Linux wasn’t really popular for its gaming capabilities until Proton stepped in and revolutionized one of the weakest areas of the OS. A recent steam survey shows that Linux gaming has hit a 1% market share, which is the all-time high for the OS.
Steam released a survey today, which shows that the market share has hit 1%, a 0.14% increase since last year. Of course, this isn’t a huge feat in itself, but we understand from these numbers that gaming on Linux is getting better with each year.
According to Phoronix, when Steam first debuted on Linux, the market share was around 2%, but it gradually decreased, and the Steam customer base was tiny compared to what it is today.
If you’re new to Linux gaming and don’t know where or how to get started, checkout out the gaming on Linux article. If you’re familiar with the same, we also have a list of best gaming distros, so check that out as well.
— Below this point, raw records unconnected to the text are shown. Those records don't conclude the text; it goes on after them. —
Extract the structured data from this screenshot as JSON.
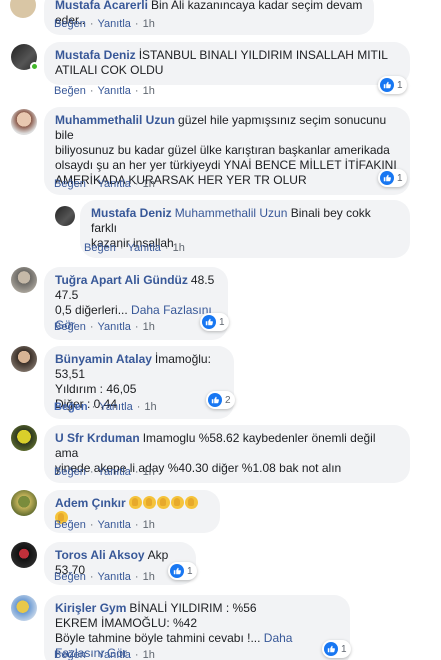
{
  "actions": {
    "like": "Beğen",
    "reply": "Yanıtla",
    "sep": "·"
  },
  "comments": [
    {
      "author": "Mustafa Acarerli",
      "text": "Bin Ali kazanıncaya kadar seçim devam eder..",
      "time": "1h"
    },
    {
      "author": "Mustafa Deniz",
      "lines": [
        "İSTANBUL BINALI YILDIRIM INSALLAH MITIL",
        "ATILALI COK OLDU"
      ],
      "time": "1h",
      "likes": "1"
    },
    {
      "author": "Muhammethalil Uzun",
      "lines": [
        "güzel hile yapmışsınız seçim sonucunu bile",
        "biliyosunuz bu kadar güzel ülke karıştıran başkanlar amerikada",
        "olsaydı şu an her yer türkiyeydi YNAİ BENCE MİLLET İTİFAKINI",
        "AMERİKADA KURARSAK HER YER TR OLUR"
      ],
      "time": "1h",
      "likes": "1"
    },
    {
      "author": "Mustafa Deniz",
      "mention": "Muhammethalil Uzun",
      "lines": [
        "Binali bey cokk farklı",
        "kazanir insallah"
      ],
      "time": "1h"
    },
    {
      "author": "Tuğra Apart Ali Gündüz",
      "lines": [
        "48.5",
        "47.5",
        "0,5 diğerleri..."
      ],
      "more": "Daha Fazlasını Gör",
      "time": "1h",
      "likes": "1"
    },
    {
      "author": "Bünyamin Atalay",
      "lines": [
        "İmamoğlu: 53,51",
        "Yıldırım : 46,05",
        "Diğer : 0,44"
      ],
      "time": "1h",
      "likes": "2"
    },
    {
      "author": "U Sfr Krduman",
      "lines": [
        "Imamoglu %58.62 kaybedenler önemli değil ama",
        "yinede akepe li aday %40.30 diğer %1.08 bak not alın"
      ],
      "time": "1h"
    },
    {
      "author": "Adem Çınkır",
      "emoji_count": 6,
      "time": "1h"
    },
    {
      "author": "Toros Ali Aksoy",
      "text": "Akp 53.70",
      "time": "1h",
      "likes": "1"
    },
    {
      "author": "Kirişler Gym",
      "lines": [
        "BİNALİ YILDIRIM : %56",
        "EKREM İMAMOĞLU: %42",
        "Böyle tahmine böyle tahmini cevabı !..."
      ],
      "more": "Daha Fazlasını Gör",
      "time": "1h",
      "likes": "1"
    }
  ],
  "colors": {
    "link": "#385898",
    "bubble": "#f2f3f5",
    "like": "#1877f2",
    "online": "#42b72a"
  }
}
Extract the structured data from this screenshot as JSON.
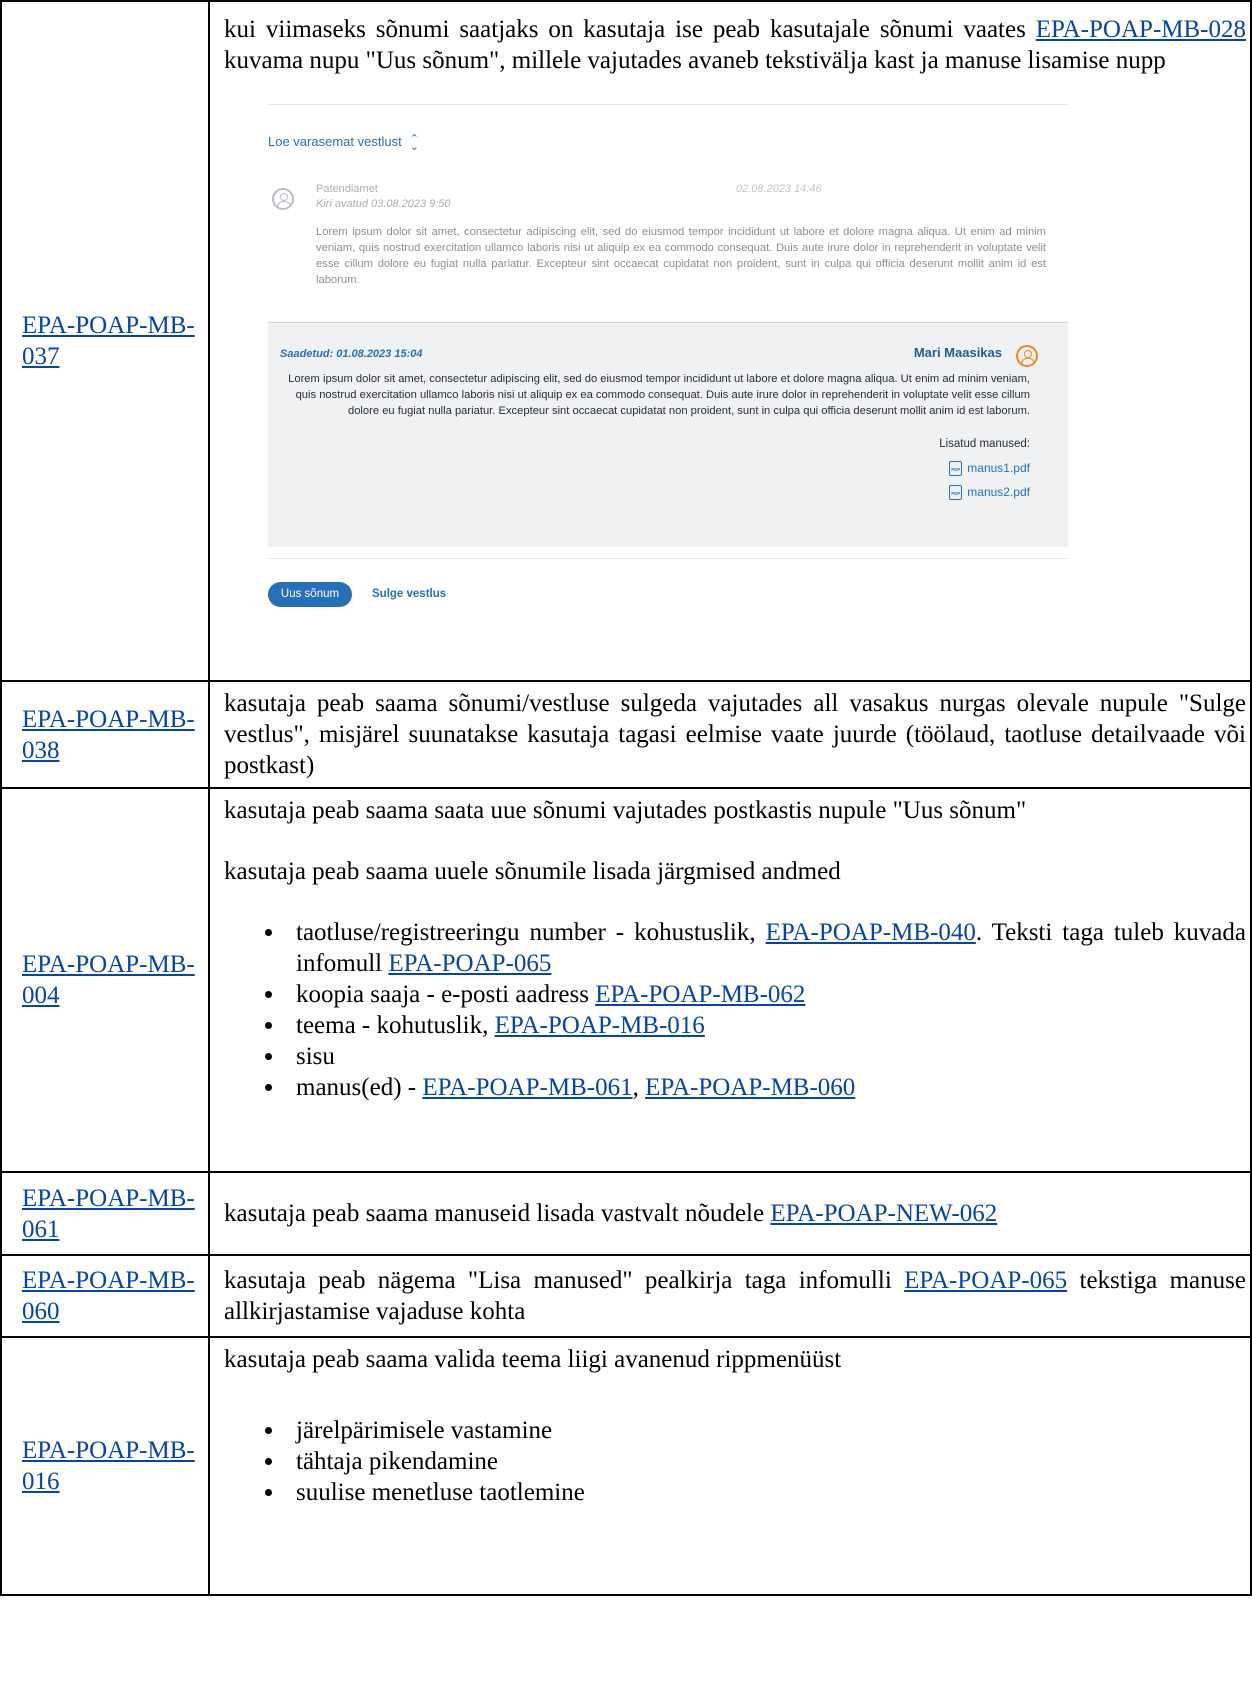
{
  "rows": {
    "r037": {
      "id": "EPA-POAP-MB-037",
      "text_before": "kui viimaseks sõnumi saatjaks on kasutaja ise peab kasutajale sõnumi vaates ",
      "link": "EPA-POAP-MB-028",
      "text_after": " kuvama nupu \"Uus sõnum\", millele vajutades avaneb tekstivälja kast ja manuse lisamise nupp",
      "screenshot": {
        "older_link": "Loe varasemat vestlust",
        "msg1": {
          "sender": "Patendiamet",
          "opened": "Kiri avatud 03.08.2023 9:50",
          "date": "02.08.2023 14:46",
          "body": "Lorem ipsum dolor sit amet, consectetur adipiscing elit, sed do eiusmod tempor incididunt ut labore et dolore magna aliqua. Ut enim ad minim veniam, quis nostrud exercitation ullamco laboris nisi ut aliquip ex ea commodo consequat. Duis aute irure dolor in reprehenderit in voluptate velit esse cillum dolore eu fugiat nulla pariatur. Excepteur sint occaecat cupidatat non proident, sunt in culpa qui officia deserunt mollit anim id est laborum."
        },
        "msg2": {
          "sent": "Saadetud: 01.08.2023 15:04",
          "sender": "Mari Maasikas",
          "body": "Lorem ipsum dolor sit amet, consectetur adipiscing elit, sed do eiusmod tempor incididunt ut labore et dolore magna aliqua. Ut enim ad minim veniam, quis nostrud exercitation ullamco laboris nisi ut aliquip ex ea commodo consequat. Duis aute irure dolor in reprehenderit in voluptate velit esse cillum dolore eu fugiat nulla pariatur. Excepteur sint occaecat cupidatat non proident, sunt in culpa qui officia deserunt mollit anim id est laborum.",
          "attachments_label": "Lisatud manused:",
          "attachments": [
            "manus1.pdf",
            "manus2.pdf"
          ],
          "pdf_icon_text": "PDF"
        },
        "new_message_button": "Uus sõnum",
        "close_chat_button": "Sulge vestlus"
      }
    },
    "r038": {
      "id": "EPA-POAP-MB-038",
      "text": "kasutaja peab saama sõnumi/vestluse sulgeda vajutades all vasakus nurgas olevale nupule \"Sulge vestlus\", misjärel suunatakse kasutaja tagasi eelmise vaate juurde (töölaud, taotluse detailvaade või postkast)"
    },
    "r004": {
      "id": "EPA-POAP-MB-004",
      "para1": "kasutaja peab saama saata uue sõnumi vajutades postkastis nupule \"Uus sõnum\"",
      "para2": "kasutaja peab saama uuele sõnumile lisada järgmised andmed",
      "b1_text": "taotluse/registreeringu number - kohustuslik, ",
      "b1_link1": "EPA-POAP-MB-040",
      "b1_text2": ". Teksti taga tuleb kuvada infomull ",
      "b1_link2": "EPA-POAP-065",
      "b2_text": "koopia saaja - e-posti aadress ",
      "b2_link": "EPA-POAP-MB-062",
      "b3_text": "teema - kohutuslik, ",
      "b3_link": "EPA-POAP-MB-016",
      "b4_text": "sisu",
      "b5_text": "manus(ed) - ",
      "b5_link1": "EPA-POAP-MB-061",
      "b5_sep": ", ",
      "b5_link2": "EPA-POAP-MB-060"
    },
    "r061": {
      "id": "EPA-POAP-MB-061",
      "text": "kasutaja peab saama manuseid lisada vastvalt nõudele ",
      "link": "EPA-POAP-NEW-062"
    },
    "r060": {
      "id": "EPA-POAP-MB-060",
      "text_before": "kasutaja peab nägema \"Lisa manused\" pealkirja taga infomulli ",
      "link": "EPA-POAP-065",
      "text_after": " tekstiga manuse allkirjastamise vajaduse kohta"
    },
    "r016": {
      "id": "EPA-POAP-MB-016",
      "para": "kasutaja peab saama valida teema liigi avanenud rippmenüüst",
      "options": [
        "järelpärimisele vastamine",
        "tähtaja pikendamine",
        "suulise menetluse taotlemine"
      ]
    }
  },
  "colors": {
    "link": "#0645ad",
    "ui_blue": "#2670b8",
    "ui_orange": "#f08a1c",
    "ui_panel": "#eff1f3"
  }
}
For those who don’t know what Proton is, it’s a compatibility layer that translates Direct-X games to Vulkan.
What’s the most popular gaming distro?
The survey shows that Ubuntu 20.04.2 is the most popular distro with a market share of 19.61%, followed by Manjaro Linux (11.64%), Arch Linux (10.44%), Pop!_OS 21.04 (6.42%), Ubuntu 21.04 (6.42%), and Linux Mint 20.1 (5.35%).
Over 40.12% of users use other distros for gaming, which was expected as there are many Linux distros out there.
Thanks to Valve’s recent Steam Deck announcement, the gaming scene on Linux is expected to get even better. For starters, it’s a handheld gaming console that will run Arch Linux at its heart. The major drawback of Proton is, games with built-in anti-cheat mechanisms don’t work as of now.
Valve says that it’s working with game developers to bring anti-cheat support for Proton, and by the time the console is launched, Proton “will be able to” run any game in the Steam library. If this happens, the overall Linux market will grow more than it is now. What’s more exciting is that, since the console’s running Linux, PC gamers with Linux will also play games with anti-cheats.
Either way, what do you think of gaming on Linux? Do you think it’s destined to get better due to Steam Deck’s launch? Let us know your thoughts and opinions in the comments section below.